## Problem description
Go through the records and copy each line where the word "Please" occurs.

## App and web page records
***
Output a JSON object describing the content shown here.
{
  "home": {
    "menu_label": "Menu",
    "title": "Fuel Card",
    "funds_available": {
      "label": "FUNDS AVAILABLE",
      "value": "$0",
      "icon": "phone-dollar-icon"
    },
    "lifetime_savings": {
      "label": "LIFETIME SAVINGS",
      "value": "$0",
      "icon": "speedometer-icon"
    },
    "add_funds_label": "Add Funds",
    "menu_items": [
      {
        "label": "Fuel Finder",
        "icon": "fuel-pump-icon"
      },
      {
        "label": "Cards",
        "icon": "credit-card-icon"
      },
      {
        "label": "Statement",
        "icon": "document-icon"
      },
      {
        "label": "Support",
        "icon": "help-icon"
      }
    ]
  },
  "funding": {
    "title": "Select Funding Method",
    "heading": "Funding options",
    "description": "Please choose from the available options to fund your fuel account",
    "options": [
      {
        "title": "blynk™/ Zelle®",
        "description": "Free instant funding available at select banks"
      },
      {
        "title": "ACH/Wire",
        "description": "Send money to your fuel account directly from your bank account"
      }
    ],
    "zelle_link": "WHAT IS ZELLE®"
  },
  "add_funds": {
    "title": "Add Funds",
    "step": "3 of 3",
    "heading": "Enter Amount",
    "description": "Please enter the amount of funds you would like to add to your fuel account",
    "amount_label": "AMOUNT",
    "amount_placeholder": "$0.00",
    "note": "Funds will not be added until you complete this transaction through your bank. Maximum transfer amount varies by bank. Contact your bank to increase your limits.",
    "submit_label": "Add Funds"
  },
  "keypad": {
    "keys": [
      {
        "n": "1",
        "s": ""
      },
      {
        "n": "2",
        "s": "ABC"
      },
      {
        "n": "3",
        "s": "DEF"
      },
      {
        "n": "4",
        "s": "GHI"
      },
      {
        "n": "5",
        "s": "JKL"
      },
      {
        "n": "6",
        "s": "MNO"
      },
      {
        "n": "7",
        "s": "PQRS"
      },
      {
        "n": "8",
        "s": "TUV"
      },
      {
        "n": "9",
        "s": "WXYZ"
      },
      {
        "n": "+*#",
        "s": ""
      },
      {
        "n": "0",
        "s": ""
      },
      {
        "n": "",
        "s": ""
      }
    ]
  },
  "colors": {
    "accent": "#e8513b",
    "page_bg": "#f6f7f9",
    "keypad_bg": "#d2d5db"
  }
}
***
## Result of this task
    "description": "Please choose from the available options to fund your fuel account",
    "description": "Please enter the amount of funds you would like to add to your fuel account",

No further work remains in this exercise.